“Yeah, Morocco. Morocco is nice.” “It’s wrong on so many levels. She’s on the rebound, she’s been drinking, she’s only a couple of years older than your niece. There’s no way you can justify this.” But then the defence produced their star witness. The voice of the teenaged me, the one who had been damaged by constant rejection. The geek who hadn’t lost his virginity until he was 20. All that hurt could be extinguished in one fell swoop. It would be like years of therapy rolled into an instant. Slay the demon!

As the garden grew dark, I decided to leave it to fate. Like the gambler who is beyond thoughts of mere winning and losing, who just wants to know, I put my money on black and left it there for spin after spin. As she snuggled closer, would anyone interrupt us? No. As I stroked her cheek, would anyone see? No. When I invited her back to mine, would she refuse? No. A minute later we were in my hallway.

I pushed the door closed and took a couple of steps towards the living room. I never made it. She thrust me against the wall and began to kiss me. Even though her kisses were as unsubtle as a woodpecker, I was incredibly excited. It didn’t matter that the sex was clearly going to be abysmal, because this wasn’t about pleasure, not in the normal sense. The feeling rushing through me was more like the one junkies must get at The Meadows, when the cure suddenly kicks in and they know – for sure – that a life-changing breakthrough is about to be made. They will never again take up the needle or the glass briar; they will lead healthy constructive lives fuelled by nothing more invigorating than Perrier water and cottage cheese. Once she had given herself to me I would be over the need to chase women to validate myself, to right the wrongs of 25 years ago. I was going back to the fork in the road, and taking the right turning at last, the one that led to fidelity, to marriage, to children, to happiness. Her hands slid down to the front of my trousers and pressed against the stiffening bulge of my genitals.

At which point my brass letterbox fell off. It was a full two yards away from us, and was bolted sturdily to the door, but it fell with a gigantic clatter. It must have been unscrewing itself slowly for months, and our slight vibrations had edged the bolt from the final millimetre of thread.

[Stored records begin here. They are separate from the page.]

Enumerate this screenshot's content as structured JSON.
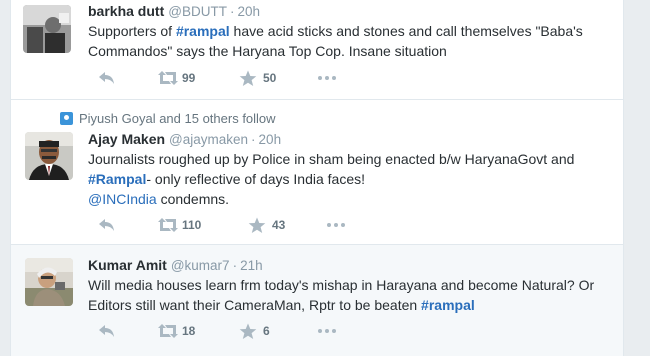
{
  "colors": {
    "link": "#2a6ebb",
    "muted": "#8899a6",
    "action": "#aab8c2"
  },
  "tweets": [
    {
      "fullname": "barkha dutt",
      "handle": "@BDUTT",
      "time": "20h",
      "text_parts": [
        {
          "t": "Supporters of ",
          "k": "plain"
        },
        {
          "t": "#rampal",
          "k": "hashtag"
        },
        {
          "t": " have acid sticks and stones and call themselves \"Baba's Commandos\" says the Haryana Top Cop. Insane situation",
          "k": "plain"
        }
      ],
      "retweets": "99",
      "favorites": "50"
    },
    {
      "context": "Piyush Goyal and 15 others follow",
      "fullname": "Ajay Maken",
      "handle": "@ajaymaken",
      "time": "20h",
      "text_parts": [
        {
          "t": "Journalists roughed up by Police in sham being enacted b/w HaryanaGovt and ",
          "k": "plain"
        },
        {
          "t": "#Rampal",
          "k": "hashtag"
        },
        {
          "t": "- only reflective of days India faces!",
          "k": "plain"
        },
        {
          "t": "\n",
          "k": "br"
        },
        {
          "t": "@INCIndia",
          "k": "mention"
        },
        {
          "t": " condemns.",
          "k": "plain"
        }
      ],
      "retweets": "110",
      "favorites": "43"
    },
    {
      "fullname": "Kumar Amit",
      "handle": "@kumar7",
      "time": "21h",
      "text_parts": [
        {
          "t": "Will media houses learn frm today's mishap in Harayana and become Natural? Or Editors still want their CameraMan, Rptr to be beaten ",
          "k": "plain"
        },
        {
          "t": "#rampal",
          "k": "hashtag"
        }
      ],
      "retweets": "18",
      "favorites": "6"
    }
  ]
}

The effect was instantaneous. The noise lurched me back to reality. I pulled away, horrified, wiped my lips and said she should go. She went.

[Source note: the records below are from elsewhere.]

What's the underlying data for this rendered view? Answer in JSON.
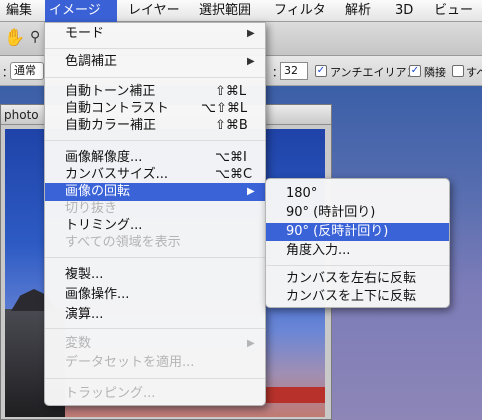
{
  "menubar": {
    "items": [
      "編集",
      "イメージ",
      "レイヤー",
      "選択範囲",
      "フィルタ",
      "解析",
      "3D",
      "ビュー"
    ]
  },
  "options_bar": {
    "style_label": "：",
    "style_value": "通常",
    "size_label": "：",
    "size_value": "32",
    "antialias_label": "アンチエイリアス",
    "adjacent_label": "隣接",
    "all_layers_label": "すべ"
  },
  "document": {
    "title": "photo"
  },
  "image_menu": {
    "items": [
      {
        "label": "モード",
        "shortcut": "",
        "submenu": true,
        "disabled": false
      },
      {
        "label": "色調補正",
        "shortcut": "",
        "submenu": true,
        "disabled": false
      },
      {
        "label": "自動トーン補正",
        "shortcut": "⇧⌘L",
        "submenu": false,
        "disabled": false
      },
      {
        "label": "自動コントラスト",
        "shortcut": "⌥⇧⌘L",
        "submenu": false,
        "disabled": false
      },
      {
        "label": "自動カラー補正",
        "shortcut": "⇧⌘B",
        "submenu": false,
        "disabled": false
      },
      {
        "label": "画像解像度...",
        "shortcut": "⌥⌘I",
        "submenu": false,
        "disabled": false
      },
      {
        "label": "カンバスサイズ...",
        "shortcut": "⌥⌘C",
        "submenu": false,
        "disabled": false
      },
      {
        "label": "画像の回転",
        "shortcut": "",
        "submenu": true,
        "disabled": false,
        "highlighted": true
      },
      {
        "label": "切り抜き",
        "shortcut": "",
        "submenu": false,
        "disabled": true
      },
      {
        "label": "トリミング...",
        "shortcut": "",
        "submenu": false,
        "disabled": false
      },
      {
        "label": "すべての領域を表示",
        "shortcut": "",
        "submenu": false,
        "disabled": true
      },
      {
        "label": "複製...",
        "shortcut": "",
        "submenu": false,
        "disabled": false
      },
      {
        "label": "画像操作...",
        "shortcut": "",
        "submenu": false,
        "disabled": false
      },
      {
        "label": "演算...",
        "shortcut": "",
        "submenu": false,
        "disabled": false
      },
      {
        "label": "変数",
        "shortcut": "",
        "submenu": true,
        "disabled": true
      },
      {
        "label": "データセットを適用...",
        "shortcut": "",
        "submenu": false,
        "disabled": true
      },
      {
        "label": "トラッピング...",
        "shortcut": "",
        "submenu": false,
        "disabled": true
      }
    ]
  },
  "rotate_submenu": {
    "items": [
      {
        "label": "180°",
        "highlighted": false
      },
      {
        "label": "90° (時計回り)",
        "highlighted": false
      },
      {
        "label": "90° (反時計回り)",
        "highlighted": true
      },
      {
        "label": "角度入力...",
        "highlighted": false
      },
      {
        "label": "カンバスを左右に反転",
        "highlighted": false
      },
      {
        "label": "カンバスを上下に反転",
        "highlighted": false
      }
    ]
  },
  "colors": {
    "menu_highlight": "#3b63d8",
    "disabled_text": "#b4b4b4"
  }
}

That night, I called two friends and told them about it. The first was an ex, who told me I was a creepy loser. I could hear the utter disgust in her voice. She told me to grow up, and didn’t understand when I said that, in a way, was what I had been trying to do. The second was a male pal, who said I was a loser for different reasons. “Maybe it wasn’t God telling you to stop. Maybe it was God saying ‘go on, my son. This one’s on me.’ Get her back, you idiot!” Too late. The next day, I met my 18-year-old neighbour as he was clanking binbags full of bottles onto the pavement. I airily enquired how the party had ended. He told me that Sarah had gone home and had sex with one of the Australian guys. He was a surfer. He was 31. They are an uncomplicated people.